There is good news regarding the supply chain perspective as many companies have swung into action for mitigating any further outbreak or interruption to business operations. Some specific examples include Bridgestone Corporation, manufacturer of automotive and truck tires, who on Friday shut all four of its manufacturing plants in Mexico for a period of five days. Global discrete manufacturer Caterpillar Inc. implemented parts of its emergency response plan by restricting its employees from traveling to Mexico and actively monitoring the outbreak for further interruptions. Other companies reported as severely limiting travel to Mexico include General Electric, DuPont, and Emerson Electric.
The Wall Street Journal reported that Abbott Laboratories started planning for pandemics after the outbreak of avian flu in Asia during 2006. Abbott, which has two manufacturing plants in Mexico, had instructed its employees traveling within Mexico to leave the country on April 24, and continues to screen all of its Mexican employees for flu symptoms.
An article appearing yesterday in the Dallas Morning News reinforces how companies can best be prepared for these types of supply chain interruptions. It outlines the story of consumer paper goods manufacturer Kimberly Clark, that initiated a cross-functional team with medical, healthcare, human resource and product supply expertise early in the crisis to minimize potential disruptions to business operations. The article concludes that having a plan is the key to get through any crisis, and that is exactly what I teach in my workshops on supply chain risk management.

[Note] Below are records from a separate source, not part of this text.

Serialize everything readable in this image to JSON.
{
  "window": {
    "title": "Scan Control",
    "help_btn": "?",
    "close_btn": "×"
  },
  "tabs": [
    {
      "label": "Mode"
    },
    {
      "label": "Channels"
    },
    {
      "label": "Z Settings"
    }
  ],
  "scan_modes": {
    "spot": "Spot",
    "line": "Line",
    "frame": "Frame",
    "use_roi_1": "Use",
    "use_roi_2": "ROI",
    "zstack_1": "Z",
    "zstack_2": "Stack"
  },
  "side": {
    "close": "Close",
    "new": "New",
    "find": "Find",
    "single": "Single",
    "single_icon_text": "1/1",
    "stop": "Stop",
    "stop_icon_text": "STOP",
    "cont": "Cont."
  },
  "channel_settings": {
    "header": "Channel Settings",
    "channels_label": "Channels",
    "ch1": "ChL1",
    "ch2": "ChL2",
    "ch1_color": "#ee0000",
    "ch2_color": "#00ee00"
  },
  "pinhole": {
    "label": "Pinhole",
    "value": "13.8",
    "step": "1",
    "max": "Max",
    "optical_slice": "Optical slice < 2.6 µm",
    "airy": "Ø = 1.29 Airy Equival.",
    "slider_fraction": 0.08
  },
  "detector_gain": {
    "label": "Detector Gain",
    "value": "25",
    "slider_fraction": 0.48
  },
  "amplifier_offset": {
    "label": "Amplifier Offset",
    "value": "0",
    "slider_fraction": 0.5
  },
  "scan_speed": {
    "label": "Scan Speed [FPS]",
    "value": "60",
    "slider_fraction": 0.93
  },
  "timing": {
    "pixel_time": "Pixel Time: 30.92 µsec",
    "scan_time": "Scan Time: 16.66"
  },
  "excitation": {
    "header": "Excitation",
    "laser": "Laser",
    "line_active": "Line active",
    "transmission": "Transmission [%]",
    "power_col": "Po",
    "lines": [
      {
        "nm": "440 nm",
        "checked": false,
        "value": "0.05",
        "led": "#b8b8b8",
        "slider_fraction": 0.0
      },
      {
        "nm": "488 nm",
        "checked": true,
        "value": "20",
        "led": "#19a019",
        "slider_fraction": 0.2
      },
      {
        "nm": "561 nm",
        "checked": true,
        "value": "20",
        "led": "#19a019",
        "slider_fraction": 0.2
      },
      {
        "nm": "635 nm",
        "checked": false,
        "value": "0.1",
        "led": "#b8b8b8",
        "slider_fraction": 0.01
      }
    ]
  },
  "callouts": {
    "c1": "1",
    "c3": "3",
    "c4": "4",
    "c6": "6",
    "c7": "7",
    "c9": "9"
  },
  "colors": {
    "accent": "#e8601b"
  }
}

While the effects of this latest pandemic incident may be waning, and many may take issue with the media for over-hyping the extent of the outbreak, the threat does remain that this H1N1 strain of flu can re-appear in a much more virulent form during the next flu season in the fall. Heed the advice! Insure your organization and your company have cross-functional plans identified to respond to supply chain disruptions such as pandemics.
While world agencies through proactive action may have well avoided major consequences in this outbreak, it does not preclude a different outcome in a future incident.
Note: If your company is interested in sponsoring a two-day on-site training workshop in supply chain risk management planning, contact me at supplychaininfo at theferrarigroup dot com.